App and web page records

___

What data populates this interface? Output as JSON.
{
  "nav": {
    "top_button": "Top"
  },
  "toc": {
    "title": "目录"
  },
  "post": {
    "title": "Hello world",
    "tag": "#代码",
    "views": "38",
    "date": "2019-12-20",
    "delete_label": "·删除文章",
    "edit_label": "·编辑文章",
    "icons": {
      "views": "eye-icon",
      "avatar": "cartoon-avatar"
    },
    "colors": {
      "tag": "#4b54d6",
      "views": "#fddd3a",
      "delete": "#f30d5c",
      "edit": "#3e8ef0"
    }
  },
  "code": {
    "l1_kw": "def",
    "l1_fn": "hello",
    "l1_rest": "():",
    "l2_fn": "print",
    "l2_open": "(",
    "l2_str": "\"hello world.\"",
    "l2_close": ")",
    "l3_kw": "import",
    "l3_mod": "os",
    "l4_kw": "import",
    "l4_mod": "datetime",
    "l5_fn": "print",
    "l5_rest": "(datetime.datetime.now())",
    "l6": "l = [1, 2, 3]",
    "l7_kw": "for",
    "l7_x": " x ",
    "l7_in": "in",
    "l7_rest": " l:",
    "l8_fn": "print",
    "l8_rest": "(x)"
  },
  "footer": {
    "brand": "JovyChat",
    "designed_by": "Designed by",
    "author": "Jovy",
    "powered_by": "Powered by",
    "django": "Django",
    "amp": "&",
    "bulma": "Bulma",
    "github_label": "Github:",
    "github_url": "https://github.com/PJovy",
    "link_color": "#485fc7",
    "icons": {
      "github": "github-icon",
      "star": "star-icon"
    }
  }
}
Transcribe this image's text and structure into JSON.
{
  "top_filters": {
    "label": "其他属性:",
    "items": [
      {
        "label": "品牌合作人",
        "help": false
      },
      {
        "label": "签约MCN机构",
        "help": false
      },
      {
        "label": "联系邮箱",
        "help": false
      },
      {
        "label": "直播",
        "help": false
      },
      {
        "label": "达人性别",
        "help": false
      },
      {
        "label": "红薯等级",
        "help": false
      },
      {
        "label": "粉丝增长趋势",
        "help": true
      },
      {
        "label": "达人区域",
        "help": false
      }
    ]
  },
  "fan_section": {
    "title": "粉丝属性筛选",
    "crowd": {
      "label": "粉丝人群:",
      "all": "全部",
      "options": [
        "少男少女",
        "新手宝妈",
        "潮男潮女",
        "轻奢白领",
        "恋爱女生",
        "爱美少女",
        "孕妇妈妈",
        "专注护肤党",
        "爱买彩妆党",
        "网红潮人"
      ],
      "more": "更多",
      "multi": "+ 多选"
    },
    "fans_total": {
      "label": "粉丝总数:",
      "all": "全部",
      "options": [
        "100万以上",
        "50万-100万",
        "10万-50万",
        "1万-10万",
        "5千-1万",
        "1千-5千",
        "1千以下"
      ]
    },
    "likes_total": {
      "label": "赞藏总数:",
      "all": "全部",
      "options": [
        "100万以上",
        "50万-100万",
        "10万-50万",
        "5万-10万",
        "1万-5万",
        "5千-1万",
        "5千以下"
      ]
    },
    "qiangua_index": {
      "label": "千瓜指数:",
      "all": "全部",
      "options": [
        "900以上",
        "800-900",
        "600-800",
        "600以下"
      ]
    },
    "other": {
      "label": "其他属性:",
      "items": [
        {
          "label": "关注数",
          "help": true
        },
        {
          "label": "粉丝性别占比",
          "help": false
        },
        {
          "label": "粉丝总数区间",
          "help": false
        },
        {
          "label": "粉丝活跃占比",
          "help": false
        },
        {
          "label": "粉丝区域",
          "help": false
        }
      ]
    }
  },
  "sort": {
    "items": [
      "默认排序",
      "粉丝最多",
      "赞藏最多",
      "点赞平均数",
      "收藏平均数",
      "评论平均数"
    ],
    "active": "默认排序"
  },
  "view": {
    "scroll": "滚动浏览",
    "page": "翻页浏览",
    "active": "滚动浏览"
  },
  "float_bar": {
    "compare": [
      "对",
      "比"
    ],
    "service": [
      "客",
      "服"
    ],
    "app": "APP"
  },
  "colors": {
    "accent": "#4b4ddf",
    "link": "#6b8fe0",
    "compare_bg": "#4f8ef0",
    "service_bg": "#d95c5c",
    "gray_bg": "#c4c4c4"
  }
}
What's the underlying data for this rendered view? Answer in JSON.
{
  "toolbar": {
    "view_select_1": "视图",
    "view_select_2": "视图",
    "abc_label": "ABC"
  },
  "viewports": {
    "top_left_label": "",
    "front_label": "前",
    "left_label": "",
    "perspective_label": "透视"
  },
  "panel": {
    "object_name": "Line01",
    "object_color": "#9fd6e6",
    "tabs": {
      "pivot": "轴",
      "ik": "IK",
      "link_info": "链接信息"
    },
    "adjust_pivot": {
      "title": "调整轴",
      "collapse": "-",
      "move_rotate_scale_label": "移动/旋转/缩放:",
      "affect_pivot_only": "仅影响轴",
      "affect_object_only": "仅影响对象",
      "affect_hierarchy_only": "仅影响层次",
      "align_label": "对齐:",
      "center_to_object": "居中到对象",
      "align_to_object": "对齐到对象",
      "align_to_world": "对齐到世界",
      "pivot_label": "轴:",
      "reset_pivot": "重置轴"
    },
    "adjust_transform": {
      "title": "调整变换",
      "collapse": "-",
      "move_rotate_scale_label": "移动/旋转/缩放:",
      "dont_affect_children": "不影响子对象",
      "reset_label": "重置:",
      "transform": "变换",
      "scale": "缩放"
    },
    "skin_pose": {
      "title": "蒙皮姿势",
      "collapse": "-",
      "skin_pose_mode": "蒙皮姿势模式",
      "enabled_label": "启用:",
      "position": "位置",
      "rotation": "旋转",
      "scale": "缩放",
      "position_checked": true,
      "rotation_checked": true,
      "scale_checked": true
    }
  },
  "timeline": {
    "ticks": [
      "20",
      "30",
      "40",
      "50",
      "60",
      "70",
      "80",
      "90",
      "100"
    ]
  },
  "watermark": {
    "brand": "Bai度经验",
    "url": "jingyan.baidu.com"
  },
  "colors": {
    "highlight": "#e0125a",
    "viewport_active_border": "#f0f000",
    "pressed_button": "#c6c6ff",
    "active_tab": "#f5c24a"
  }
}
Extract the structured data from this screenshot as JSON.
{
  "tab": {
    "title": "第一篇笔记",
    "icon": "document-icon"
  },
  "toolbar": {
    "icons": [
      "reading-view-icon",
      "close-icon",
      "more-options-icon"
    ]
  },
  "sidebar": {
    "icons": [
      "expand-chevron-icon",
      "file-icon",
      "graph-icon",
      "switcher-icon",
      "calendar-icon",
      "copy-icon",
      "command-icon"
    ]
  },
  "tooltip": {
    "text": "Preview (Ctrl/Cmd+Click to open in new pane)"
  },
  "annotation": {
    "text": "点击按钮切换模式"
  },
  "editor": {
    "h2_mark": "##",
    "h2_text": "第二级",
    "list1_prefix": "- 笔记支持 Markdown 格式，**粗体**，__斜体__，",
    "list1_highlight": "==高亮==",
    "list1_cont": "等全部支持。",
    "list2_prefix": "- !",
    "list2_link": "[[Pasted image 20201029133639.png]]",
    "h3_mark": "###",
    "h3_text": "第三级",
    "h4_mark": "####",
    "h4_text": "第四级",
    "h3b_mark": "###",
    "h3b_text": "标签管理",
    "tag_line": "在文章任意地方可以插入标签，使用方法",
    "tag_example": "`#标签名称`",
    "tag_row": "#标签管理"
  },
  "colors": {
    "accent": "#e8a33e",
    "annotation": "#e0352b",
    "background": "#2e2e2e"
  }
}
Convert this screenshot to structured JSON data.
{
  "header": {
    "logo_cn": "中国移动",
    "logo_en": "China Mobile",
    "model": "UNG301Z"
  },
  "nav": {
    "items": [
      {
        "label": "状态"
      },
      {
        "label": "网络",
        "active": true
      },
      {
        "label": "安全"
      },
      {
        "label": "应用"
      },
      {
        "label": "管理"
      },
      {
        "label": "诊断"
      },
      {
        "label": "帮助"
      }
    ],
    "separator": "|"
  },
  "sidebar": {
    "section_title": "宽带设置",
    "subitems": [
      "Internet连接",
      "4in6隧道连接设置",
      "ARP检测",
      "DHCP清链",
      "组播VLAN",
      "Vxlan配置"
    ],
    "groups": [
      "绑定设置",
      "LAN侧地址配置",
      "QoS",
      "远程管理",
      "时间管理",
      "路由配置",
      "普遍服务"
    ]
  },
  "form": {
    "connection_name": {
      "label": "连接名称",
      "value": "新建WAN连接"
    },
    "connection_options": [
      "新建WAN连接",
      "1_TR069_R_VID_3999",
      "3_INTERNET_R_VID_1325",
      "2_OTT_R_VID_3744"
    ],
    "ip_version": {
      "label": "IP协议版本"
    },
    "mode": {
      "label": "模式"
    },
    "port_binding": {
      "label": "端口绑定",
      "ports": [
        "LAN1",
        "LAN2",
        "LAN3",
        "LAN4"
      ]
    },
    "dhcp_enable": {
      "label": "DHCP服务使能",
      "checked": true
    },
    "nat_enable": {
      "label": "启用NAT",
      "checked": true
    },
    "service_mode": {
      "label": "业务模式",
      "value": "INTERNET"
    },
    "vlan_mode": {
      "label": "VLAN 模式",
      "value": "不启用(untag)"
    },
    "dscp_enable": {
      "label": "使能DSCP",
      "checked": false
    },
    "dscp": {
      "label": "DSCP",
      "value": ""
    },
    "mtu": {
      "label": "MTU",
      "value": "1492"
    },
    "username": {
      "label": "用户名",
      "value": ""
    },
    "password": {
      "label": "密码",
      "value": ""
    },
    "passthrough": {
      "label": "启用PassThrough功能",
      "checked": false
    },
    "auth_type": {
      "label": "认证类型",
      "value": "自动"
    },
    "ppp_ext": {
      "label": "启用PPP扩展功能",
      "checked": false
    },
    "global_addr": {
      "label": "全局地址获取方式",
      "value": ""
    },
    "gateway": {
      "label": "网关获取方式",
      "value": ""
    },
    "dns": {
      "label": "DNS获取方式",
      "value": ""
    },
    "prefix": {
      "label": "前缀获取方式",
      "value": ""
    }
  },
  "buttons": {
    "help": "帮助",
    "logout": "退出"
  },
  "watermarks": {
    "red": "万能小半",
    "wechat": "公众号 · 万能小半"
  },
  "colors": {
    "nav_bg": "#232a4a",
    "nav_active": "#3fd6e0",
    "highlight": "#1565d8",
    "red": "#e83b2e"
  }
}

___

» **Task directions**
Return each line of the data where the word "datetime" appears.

» **Worked solution**
    "l4_mod": "datetime",
    "l5_rest": "(datetime.datetime.now())",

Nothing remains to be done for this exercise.